7 Looking back, looking forward Although referring to a different area of EU security co-operation, namely the CFSP, Richard Whitman, in concluding that ‘all the bricks are added together, but they are not structured in a way that bears much weight’,1 has raised similar concerns to those highlighted in this volume. In considering in a structured fashion the first fifteen years of internal security co-operation, both within the Third Pillar more widely and more specifically in terms of developments in police co-operation and counter terrorism, it is difficult to

in The European Union, counter terrorism and police co-operation, 1992–2007
Legislation, agencies and the implementation gap
David Brown

5 A question of credibility: legislation, agencies and the implementation gap The first half of this volume has been primarily concerned with the development of process, in terms of establishing key priorities to guide and shape overall ­activity, both within JHA more generally and specifically in the fields of counter terrorism and police co-operation, and the nature of the threat posed from a variety of terrorist groups.

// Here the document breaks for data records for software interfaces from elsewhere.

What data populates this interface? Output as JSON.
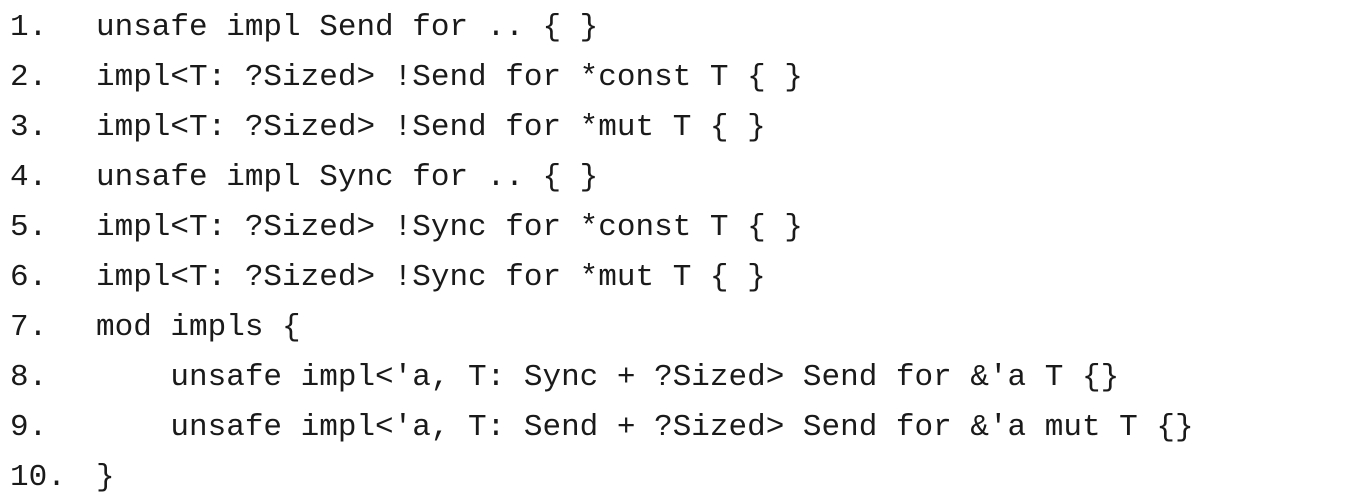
{
  "lines": [
    {
      "number": "1.",
      "code": "unsafe impl Send for .. { }"
    },
    {
      "number": "2.",
      "code": "impl<T: ?Sized> !Send for *const T { }"
    },
    {
      "number": "3.",
      "code": "impl<T: ?Sized> !Send for *mut T { }"
    },
    {
      "number": "4.",
      "code": "unsafe impl Sync for .. { }"
    },
    {
      "number": "5.",
      "code": "impl<T: ?Sized> !Sync for *const T { }"
    },
    {
      "number": "6.",
      "code": "impl<T: ?Sized> !Sync for *mut T { }"
    },
    {
      "number": "7.",
      "code": "mod impls {"
    },
    {
      "number": "8.",
      "code": "    unsafe impl<'a, T: Sync + ?Sized> Send for &'a T {}"
    },
    {
      "number": "9.",
      "code": "    unsafe impl<'a, T: Send + ?Sized> Send for &'a mut T {}"
    },
    {
      "number": "10.",
      "code": "}"
    }
  ]
}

While, on occasion, specific reference has been made to key outputs of such deliberations, such as the 2002 Framework Decision on Combating

in The European Union, counter terrorism and police co-operation, 1992–2007
David Brown

decision-making process ­proceeds. chap2.indd 15 26/05/2010 09:25:52 16 The European Union, counter terrorism and police co-operation Rather than view it as a one-off action, clearly establishing the objectives of the process, development can occur incrementally, allowing the initial thought process to be shaped and moulded by events or the changing nature of the decision-making base, as in the case of a widened EU membership. Others disagree, believing that to consider postponing the process of clarification to a later date ensures that the process will actually

in The European Union, counter terrorism and police co-operation, 1992–2007
Information exchange
David Brown

development of Europol, namely the period up to and then immediately after the Chancellorship of Helmut Kohl in the Federal Republic of Germany. Kohl is seen chap6.indd 147 26/05/2010 09:27:04 148 The European Union, counter terrorism and police co-operation by most commentators as the main driving force behind Europol’s development5 and therefore it will be interesting to note the impact that his eventual departure from the political scene in 1998 had both on Germany’s level of support for Europol and Europol’s development more widely. The remainder of the chapter

in The European Union, counter terrorism and police co-operation, 1992–2007
David Brown

agenda chap4.indd 75 26/05/2010 09:26:27 76 The European Union, counter terrorism and police co-operation – it is insufficient to rely on the ‘intuitive’ response of an ever widening group of actors. It is also worth considering the related examples of EC/EU ‘common’ policies to demonstrate the problem of relying solely on official terminology. This phrase has been used on a number of occasions within the EU, including the Common Agricultural Policy (CAP), the Common Commercial Policy (CCP), the Common Foreign and Security Policy (CFSP) and the Common Transport

in The European Union, counter terrorism and police co-operation, 1992–2007
David Brown

was not even included as one of nine separate ‘common concerns’, but was relegated to part of an overarching category of ‘police co-operation’, centred on the European Police Office (more commonly known as Europol). This was a somewhat ironic development, given that counter-terrorism was then excluded from Europol’s initial remit. In fact, Europol had to wait until 1999 before including counter

in The security dimensions of EU enlargement
Matt Qvortrup

constitutional referendums have been held since 2010. Notwithstanding the Danish High Court’s refusal to rule on constitutional matters regarding referendums, successive Danish governments have chosen to hold referendums on female royal succession (2009), on whether to join the International Unified Patent Court (2014) and on European police co-operation (2015). All the issues were opposed by the new political parties the Liberal Alliance and the Danish People’s Party. Failure to hold these referendums would – arguably – have been politically costly. Hence changes in the

in Government by referendum